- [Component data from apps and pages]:

---------------

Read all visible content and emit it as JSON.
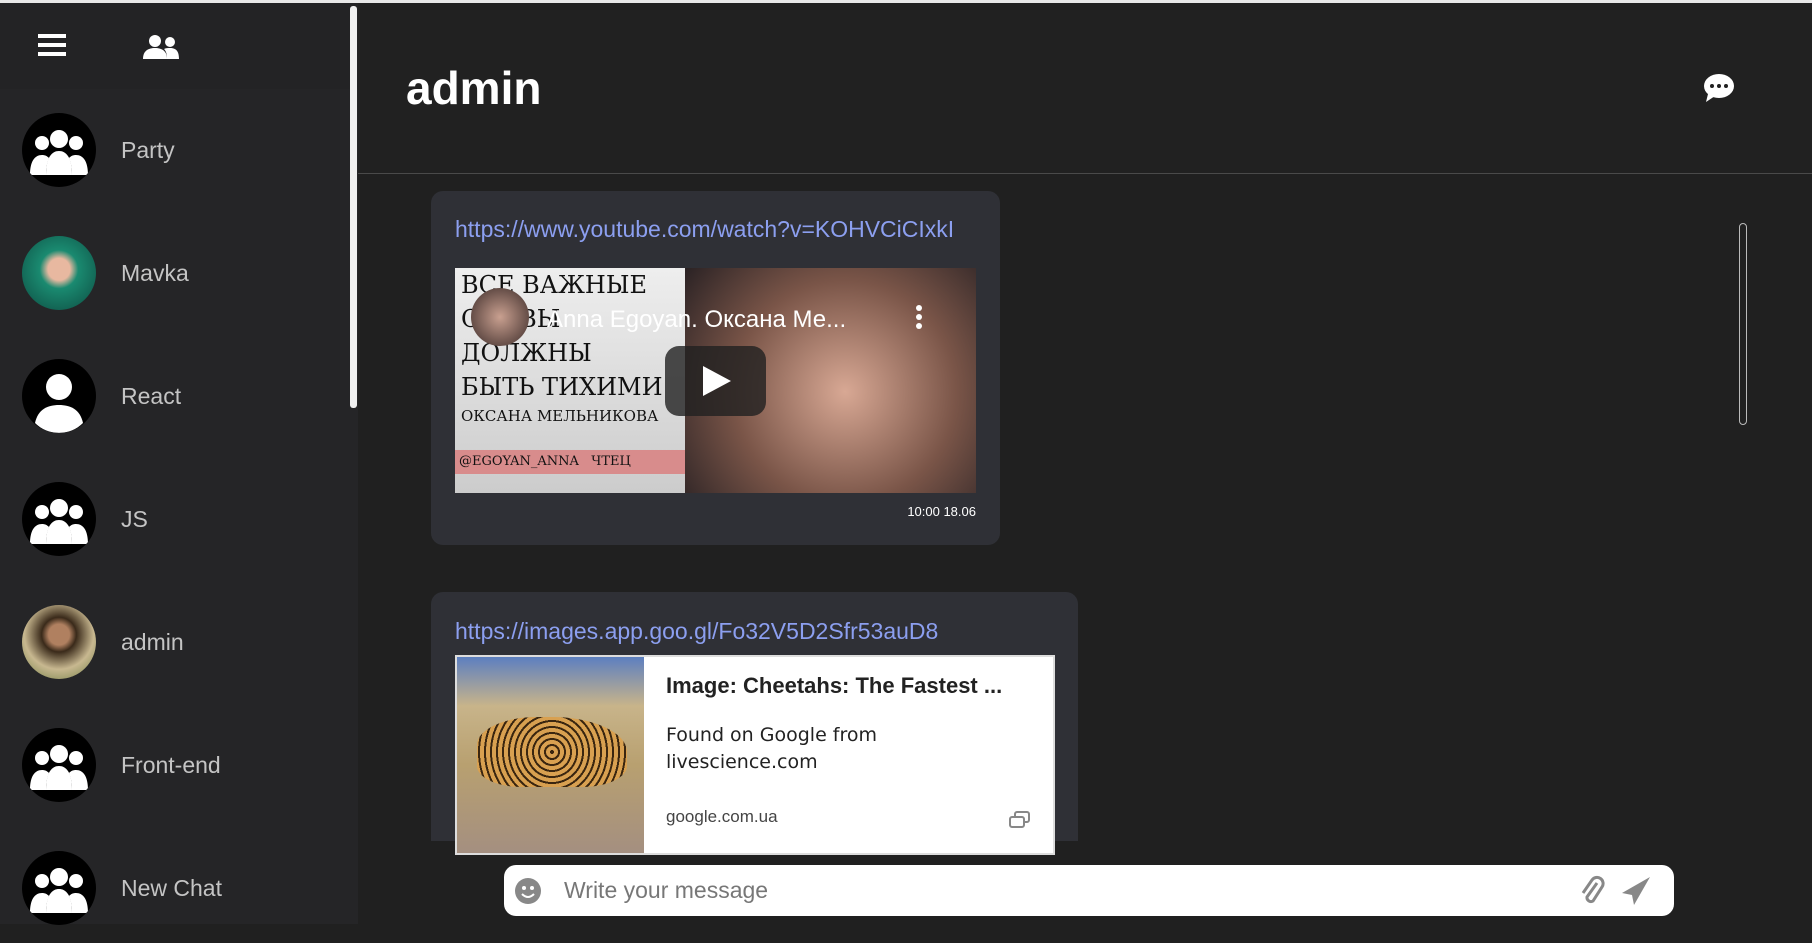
{
  "sidebar": {
    "chats": [
      {
        "name": "Party",
        "avatar": "group"
      },
      {
        "name": "Mavka",
        "avatar": "photo"
      },
      {
        "name": "React",
        "avatar": "user"
      },
      {
        "name": "JS",
        "avatar": "group"
      },
      {
        "name": "admin",
        "avatar": "photo"
      },
      {
        "name": "Front-end",
        "avatar": "group"
      },
      {
        "name": "New Chat",
        "avatar": "group"
      }
    ]
  },
  "header": {
    "title": "admin"
  },
  "messages": [
    {
      "link": "https://www.youtube.com/watch?v=KOHVCiCIxkI",
      "video_title": "Anna Egoyan. Оксана Ме...",
      "thumb_lines": [
        "ВСЕ ВАЖНЫЕ",
        "СЛОВЫ",
        "ДОЛЖНЫ",
        "БЫТЬ ТИХИМИ",
        "ОКСАНА МЕЛЬНИКОВА",
        "@EGOYAN_ANNA   ЧТЕЦ"
      ],
      "time": "10:00 18.06"
    },
    {
      "link": "https://images.app.goo.gl/Fo32V5D2Sfr53auD8",
      "card_title": "Image: Cheetahs: The Fastest ...",
      "card_desc": "Found on Google from livescience.com",
      "card_domain": "google.com.ua"
    }
  ],
  "composer": {
    "placeholder": "Write your message"
  },
  "colors": {
    "link": "#8c9ff0",
    "bubble": "#2f3036",
    "sidebar": "#252527"
  }
}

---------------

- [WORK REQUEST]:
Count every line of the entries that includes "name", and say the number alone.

- [RESPONSE FOR THIS EXERCISE]:
7